Breitkopf & Härtel.
British Broadcasting Corporation.
Broude Brothers Limited.
Capitol Records, Inc.
Chappell & Company, Limited.
Chicago Symphony Orchestra.
Columbia Records, Inc.
Dallas Symphony Orchestra.
Decca Records (Firm).
Detroit Symphony Orchestra.
Eulenburg, Ernst, firm.
Fränkisches Landesorchester.
Glendale Symphony Orchestra Association.
Hessischer Rundfunk.
Hollywood Bowl (Los Angeles, Calif.)
J. Paul Getty Museum.
John Feher & Company.
Leeds Music Corporation.
Los Angeles Philharmonic Orchestra.
Mayo Clinic.
Midland Bank Limited.
National Association for American Composers and Conductors.
National Symphony Orchestra (Washington, D.C.)
Nürnberger Symphoniker.
Pedevilla, Giovanni.
Performing Right Society.
Philadelphia Orchestra Association.
Philharmonia Orchestra (London, England)
Philharmonic Orchestra of Los Angeles.
Radio Corporation of America.
Robbins Music Corp.
Schweizerische Rundspruchgesellschaft.
Screen Composers Association.
Syracuse University.
University of Southern California.
Vanguard Films (Los Angeles, Calif.)
Vox Productions.
Weinmüller, Adolph, firm, Munich.
Westminster Recording Co.
William Morris Agency.

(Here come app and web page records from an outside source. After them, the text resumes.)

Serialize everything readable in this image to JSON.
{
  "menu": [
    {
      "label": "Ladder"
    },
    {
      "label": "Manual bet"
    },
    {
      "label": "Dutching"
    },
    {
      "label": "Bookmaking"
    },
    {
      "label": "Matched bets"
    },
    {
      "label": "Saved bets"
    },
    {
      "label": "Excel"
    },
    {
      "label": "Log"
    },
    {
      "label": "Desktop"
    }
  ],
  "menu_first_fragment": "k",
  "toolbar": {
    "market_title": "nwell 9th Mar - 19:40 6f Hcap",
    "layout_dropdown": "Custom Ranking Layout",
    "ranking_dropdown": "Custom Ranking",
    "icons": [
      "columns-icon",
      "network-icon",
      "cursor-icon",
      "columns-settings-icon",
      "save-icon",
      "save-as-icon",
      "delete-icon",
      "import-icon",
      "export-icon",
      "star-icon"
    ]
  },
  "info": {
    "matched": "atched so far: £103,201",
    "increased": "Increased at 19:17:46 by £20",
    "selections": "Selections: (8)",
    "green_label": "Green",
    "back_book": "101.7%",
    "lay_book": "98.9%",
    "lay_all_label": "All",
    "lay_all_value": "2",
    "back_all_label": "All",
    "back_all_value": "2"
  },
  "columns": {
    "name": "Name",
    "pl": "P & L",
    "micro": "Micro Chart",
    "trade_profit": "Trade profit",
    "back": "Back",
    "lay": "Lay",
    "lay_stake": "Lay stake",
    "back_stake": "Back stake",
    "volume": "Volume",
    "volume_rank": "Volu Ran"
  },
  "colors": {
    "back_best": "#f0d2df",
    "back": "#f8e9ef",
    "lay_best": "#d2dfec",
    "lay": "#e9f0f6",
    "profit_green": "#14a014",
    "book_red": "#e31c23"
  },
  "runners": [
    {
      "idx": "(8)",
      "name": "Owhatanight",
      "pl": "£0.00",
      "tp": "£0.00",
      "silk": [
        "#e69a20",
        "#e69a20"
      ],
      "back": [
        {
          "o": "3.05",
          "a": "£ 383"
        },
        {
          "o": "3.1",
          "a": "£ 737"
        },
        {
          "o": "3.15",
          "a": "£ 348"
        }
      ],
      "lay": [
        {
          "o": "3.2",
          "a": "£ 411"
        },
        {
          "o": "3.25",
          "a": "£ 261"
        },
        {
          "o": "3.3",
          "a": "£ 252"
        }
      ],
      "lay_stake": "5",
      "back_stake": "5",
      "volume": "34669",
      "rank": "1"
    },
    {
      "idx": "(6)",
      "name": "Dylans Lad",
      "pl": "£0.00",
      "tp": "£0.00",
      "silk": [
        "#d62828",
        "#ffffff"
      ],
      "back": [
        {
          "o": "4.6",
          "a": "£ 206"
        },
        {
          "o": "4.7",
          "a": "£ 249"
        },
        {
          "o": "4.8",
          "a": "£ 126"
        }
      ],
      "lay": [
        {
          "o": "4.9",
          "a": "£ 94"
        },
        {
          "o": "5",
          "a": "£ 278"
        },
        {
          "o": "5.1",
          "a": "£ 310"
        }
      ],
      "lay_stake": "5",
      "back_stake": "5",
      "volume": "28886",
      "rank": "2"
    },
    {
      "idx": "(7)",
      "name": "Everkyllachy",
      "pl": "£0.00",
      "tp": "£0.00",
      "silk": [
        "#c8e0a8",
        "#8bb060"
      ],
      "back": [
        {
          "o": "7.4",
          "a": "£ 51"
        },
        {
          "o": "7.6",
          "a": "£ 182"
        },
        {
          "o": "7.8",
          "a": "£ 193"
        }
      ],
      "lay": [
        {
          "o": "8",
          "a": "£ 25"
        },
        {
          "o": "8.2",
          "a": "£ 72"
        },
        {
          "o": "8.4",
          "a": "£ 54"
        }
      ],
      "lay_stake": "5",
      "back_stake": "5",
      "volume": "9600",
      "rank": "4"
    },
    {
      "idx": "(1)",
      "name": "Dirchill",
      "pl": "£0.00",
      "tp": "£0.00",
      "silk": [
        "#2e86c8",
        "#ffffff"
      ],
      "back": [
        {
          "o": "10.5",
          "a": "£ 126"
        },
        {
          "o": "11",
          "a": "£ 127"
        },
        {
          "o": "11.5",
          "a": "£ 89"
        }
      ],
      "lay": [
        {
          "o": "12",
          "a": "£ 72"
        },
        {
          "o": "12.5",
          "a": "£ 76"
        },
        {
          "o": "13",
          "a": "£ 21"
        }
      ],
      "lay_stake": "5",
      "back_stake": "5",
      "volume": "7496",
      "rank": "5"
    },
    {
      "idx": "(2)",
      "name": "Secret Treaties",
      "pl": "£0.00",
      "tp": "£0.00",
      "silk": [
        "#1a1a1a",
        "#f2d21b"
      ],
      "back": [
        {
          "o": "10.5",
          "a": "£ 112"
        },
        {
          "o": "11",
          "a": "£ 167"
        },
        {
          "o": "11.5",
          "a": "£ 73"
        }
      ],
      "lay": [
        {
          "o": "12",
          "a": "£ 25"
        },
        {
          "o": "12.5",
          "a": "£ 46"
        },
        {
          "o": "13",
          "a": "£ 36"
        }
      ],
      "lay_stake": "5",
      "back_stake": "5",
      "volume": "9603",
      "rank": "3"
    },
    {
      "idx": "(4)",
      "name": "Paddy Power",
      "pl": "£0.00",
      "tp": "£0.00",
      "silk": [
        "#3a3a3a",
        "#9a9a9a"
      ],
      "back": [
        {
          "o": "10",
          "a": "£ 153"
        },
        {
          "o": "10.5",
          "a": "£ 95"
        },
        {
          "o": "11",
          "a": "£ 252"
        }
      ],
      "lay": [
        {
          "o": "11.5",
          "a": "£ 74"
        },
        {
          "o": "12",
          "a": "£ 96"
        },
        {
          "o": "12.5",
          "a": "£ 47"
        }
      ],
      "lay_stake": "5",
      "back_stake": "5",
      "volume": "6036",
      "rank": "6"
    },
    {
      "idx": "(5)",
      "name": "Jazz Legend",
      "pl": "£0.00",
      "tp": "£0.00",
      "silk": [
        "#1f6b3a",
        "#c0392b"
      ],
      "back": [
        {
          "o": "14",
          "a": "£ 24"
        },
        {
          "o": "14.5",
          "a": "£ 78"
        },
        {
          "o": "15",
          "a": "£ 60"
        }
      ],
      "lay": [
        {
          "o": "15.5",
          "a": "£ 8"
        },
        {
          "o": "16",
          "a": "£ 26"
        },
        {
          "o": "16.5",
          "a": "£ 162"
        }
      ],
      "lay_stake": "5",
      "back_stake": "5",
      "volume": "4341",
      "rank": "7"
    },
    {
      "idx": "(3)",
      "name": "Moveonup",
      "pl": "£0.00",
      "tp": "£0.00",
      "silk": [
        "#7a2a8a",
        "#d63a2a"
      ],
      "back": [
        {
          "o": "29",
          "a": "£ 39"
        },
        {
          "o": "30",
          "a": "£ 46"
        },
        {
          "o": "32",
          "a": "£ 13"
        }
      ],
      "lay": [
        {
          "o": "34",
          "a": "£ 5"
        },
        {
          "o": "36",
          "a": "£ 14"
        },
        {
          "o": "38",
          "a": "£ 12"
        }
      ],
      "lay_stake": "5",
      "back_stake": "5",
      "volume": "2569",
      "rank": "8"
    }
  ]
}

Conductors (Music)
Hungarian Americans.
Motion picture music -- Scores.
Motion picture music -- United States.
Music -- 20th century.
Orchestral music.

Genres and Forms

Bank statements.
Clippings (information artifacts)
Musical scores.
Programs (documents)
Sheet music.



Administrative Information

Preferred Citation

Preferred citation for this material is as follows:

Miklós Rózsa Papers,
Special Collections Research Center,
Syracuse University Libraries

Acquisition Information

Majority of collection, gift of Miklos Rózsa, 1965; Miklos Rózsa Society.

Portions of the collection, gift of Nicholas Rozsa.

Portions of the collection, gift of Christopher Palmer.

Table of Contents

Correspondence-subject files

Fan mail


Film music


Printed material